We were winding up Nichols Canyon, in Hollywood, almost silent but for the whine of our tires, when I became aware of a strange sound. Alarmed that it might be something wrong with the bike, I slowed down to listen harder — and realized I was listening to crickets and frogs, chirping and croaking in the night.
"They have so much torque, and they're fun to ride, and they're so silent," Hoyer said. "You get back on a gas motorcycle and you think what's all this noise?"
On the DS, I found that I didn't love the wide turning radius, but I really liked how easily its slender frame allowed me to lane-split on surface streets and the freeway.
And while I still love the silent, magic carpet acceleration of the electric motorcycles in general, I did have a couple of close calls that might not have happened had I been riding something that roared. Auto drivers tend not to see motorcycles. They're even blinder when they can't hear them.

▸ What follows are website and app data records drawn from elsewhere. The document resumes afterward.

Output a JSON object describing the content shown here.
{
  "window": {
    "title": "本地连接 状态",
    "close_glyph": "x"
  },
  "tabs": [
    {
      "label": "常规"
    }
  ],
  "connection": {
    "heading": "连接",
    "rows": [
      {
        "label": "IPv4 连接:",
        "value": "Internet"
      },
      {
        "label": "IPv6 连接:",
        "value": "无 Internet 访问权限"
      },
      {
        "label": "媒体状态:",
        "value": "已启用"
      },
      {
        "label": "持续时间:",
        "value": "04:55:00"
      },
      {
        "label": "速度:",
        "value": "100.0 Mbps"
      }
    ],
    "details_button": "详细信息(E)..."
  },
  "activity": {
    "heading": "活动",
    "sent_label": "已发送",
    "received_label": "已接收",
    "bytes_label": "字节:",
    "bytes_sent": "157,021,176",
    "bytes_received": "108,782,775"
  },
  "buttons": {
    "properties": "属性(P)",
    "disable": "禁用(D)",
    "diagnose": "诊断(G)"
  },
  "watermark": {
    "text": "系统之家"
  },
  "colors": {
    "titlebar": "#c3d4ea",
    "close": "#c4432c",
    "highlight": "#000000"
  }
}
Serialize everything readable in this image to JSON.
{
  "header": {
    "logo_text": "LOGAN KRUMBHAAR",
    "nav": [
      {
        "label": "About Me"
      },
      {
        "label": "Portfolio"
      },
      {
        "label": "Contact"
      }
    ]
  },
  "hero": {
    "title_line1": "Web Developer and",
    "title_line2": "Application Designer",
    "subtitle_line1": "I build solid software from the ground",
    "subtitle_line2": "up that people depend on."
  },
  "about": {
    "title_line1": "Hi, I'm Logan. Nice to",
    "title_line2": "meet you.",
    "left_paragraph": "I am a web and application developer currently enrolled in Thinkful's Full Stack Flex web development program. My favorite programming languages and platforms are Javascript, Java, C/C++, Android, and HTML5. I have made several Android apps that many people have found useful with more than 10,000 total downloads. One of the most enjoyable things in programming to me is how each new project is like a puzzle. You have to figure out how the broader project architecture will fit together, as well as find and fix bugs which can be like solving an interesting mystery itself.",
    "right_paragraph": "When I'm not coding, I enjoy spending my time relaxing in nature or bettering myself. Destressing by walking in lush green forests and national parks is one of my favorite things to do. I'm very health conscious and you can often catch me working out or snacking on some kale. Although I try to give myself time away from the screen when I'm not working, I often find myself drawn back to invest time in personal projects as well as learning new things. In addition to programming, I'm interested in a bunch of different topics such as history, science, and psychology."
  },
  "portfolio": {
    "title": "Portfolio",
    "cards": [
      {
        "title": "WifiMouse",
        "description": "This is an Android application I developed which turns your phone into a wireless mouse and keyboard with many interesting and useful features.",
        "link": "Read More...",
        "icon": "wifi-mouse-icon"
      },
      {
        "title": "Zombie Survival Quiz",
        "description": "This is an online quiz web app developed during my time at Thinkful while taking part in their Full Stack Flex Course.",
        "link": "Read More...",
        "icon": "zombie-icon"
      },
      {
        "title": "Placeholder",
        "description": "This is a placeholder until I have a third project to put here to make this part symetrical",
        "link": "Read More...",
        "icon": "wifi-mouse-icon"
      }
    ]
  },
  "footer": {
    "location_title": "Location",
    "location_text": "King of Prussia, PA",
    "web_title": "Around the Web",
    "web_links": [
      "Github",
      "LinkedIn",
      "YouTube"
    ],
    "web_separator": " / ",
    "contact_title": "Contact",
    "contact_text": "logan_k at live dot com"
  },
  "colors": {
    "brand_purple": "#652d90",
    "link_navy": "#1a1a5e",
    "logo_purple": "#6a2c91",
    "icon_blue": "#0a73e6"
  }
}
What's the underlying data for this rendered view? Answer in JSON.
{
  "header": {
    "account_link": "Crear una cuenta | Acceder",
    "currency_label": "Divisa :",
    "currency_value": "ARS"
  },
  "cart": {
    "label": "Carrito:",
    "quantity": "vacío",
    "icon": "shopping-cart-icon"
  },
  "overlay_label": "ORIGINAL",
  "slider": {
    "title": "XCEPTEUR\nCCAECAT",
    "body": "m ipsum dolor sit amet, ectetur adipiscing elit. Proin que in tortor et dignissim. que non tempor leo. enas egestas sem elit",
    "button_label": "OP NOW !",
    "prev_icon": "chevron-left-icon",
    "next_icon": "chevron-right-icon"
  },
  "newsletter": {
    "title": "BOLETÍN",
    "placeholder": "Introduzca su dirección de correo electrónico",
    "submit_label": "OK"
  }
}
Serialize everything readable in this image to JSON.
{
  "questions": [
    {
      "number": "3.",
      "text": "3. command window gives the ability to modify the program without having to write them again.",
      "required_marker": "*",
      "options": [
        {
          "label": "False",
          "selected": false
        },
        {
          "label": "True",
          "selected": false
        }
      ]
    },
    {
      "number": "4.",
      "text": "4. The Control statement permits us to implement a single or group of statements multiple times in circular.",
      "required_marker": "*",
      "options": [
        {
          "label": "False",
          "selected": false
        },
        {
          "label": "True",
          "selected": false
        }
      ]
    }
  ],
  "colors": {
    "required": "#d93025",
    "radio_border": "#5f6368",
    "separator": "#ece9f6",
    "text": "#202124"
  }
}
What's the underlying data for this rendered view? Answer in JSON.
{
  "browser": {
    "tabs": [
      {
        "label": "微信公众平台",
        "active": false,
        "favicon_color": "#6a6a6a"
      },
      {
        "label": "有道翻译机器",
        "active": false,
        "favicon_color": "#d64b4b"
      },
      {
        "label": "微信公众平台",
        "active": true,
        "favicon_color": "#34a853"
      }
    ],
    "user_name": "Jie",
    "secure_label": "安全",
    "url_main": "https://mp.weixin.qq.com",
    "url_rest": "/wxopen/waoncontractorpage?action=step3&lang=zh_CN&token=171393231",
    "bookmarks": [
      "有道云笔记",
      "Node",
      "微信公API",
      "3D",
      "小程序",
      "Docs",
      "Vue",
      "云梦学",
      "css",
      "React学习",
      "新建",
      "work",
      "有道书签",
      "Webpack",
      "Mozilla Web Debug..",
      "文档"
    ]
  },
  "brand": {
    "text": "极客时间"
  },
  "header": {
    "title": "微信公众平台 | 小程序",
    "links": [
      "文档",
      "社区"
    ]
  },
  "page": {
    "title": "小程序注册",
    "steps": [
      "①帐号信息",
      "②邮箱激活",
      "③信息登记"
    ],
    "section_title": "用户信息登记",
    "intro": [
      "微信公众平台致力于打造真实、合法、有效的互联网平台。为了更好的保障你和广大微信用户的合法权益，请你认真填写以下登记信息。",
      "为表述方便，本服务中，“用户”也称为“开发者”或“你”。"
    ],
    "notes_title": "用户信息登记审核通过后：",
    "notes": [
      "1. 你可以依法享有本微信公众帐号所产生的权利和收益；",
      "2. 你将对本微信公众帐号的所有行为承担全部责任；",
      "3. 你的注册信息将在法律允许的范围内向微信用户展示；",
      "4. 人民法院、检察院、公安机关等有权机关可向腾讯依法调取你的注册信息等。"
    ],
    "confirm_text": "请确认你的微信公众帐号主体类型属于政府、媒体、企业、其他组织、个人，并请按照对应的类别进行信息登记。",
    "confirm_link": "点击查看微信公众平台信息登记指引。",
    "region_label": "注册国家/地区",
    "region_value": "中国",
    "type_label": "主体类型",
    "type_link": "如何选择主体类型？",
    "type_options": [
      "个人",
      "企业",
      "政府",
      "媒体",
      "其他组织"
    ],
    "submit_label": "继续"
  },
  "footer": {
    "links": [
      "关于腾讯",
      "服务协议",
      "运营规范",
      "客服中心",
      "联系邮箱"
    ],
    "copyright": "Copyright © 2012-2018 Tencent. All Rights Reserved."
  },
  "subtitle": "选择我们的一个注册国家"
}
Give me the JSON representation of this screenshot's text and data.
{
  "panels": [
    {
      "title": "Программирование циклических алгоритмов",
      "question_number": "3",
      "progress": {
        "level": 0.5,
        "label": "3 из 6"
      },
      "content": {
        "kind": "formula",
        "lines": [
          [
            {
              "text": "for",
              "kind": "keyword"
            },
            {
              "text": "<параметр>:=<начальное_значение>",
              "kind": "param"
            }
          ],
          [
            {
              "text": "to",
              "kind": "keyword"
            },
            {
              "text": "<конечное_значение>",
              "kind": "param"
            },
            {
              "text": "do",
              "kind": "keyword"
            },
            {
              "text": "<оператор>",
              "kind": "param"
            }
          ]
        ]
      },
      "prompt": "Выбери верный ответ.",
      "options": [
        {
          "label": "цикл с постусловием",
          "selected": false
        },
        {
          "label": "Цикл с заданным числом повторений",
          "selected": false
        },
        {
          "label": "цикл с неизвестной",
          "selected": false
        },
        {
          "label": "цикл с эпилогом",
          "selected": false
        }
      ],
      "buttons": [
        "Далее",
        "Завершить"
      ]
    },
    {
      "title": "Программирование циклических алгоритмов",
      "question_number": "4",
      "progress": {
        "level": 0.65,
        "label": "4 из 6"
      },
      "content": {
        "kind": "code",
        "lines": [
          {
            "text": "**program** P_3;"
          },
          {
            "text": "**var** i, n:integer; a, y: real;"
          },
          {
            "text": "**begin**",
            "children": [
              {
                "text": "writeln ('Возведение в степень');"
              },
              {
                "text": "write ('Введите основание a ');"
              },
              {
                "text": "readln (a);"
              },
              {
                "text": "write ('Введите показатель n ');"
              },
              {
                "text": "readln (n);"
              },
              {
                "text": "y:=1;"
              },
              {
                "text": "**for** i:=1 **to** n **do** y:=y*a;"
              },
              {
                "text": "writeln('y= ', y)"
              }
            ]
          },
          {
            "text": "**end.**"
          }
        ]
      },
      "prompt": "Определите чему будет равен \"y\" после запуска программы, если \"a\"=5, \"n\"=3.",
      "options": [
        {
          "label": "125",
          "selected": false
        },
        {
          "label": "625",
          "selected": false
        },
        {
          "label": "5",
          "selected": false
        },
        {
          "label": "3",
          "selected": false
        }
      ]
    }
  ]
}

One Zero owner I know had the dealer install a super-loud horn.
If I were a regular commuting person, always traveling to and from work in my own vehicle, I'd be a good candidate for this bike. Between the silence, the lane-splitting and the near-zero fuel costs, it would make a sensible choice for anyone who wants to get off four wheels and onto two.
One rider I met recently said the electric motorcycle he bought this year has dramatically altered his daily life.
Alec Henderson commutes from West Hollywood to his job at Kaiser Permanente in Pasadena. Wanting to go electric, but deciding he couldn't afford a Tesla, he switched from public transportation to a Zero DS. That cut his travel time to and from work from about 90 minutes each way to around half an hour.
"It has completely changed my feelings about living in L.A.," Henderson said. "Plus, it's so much fun."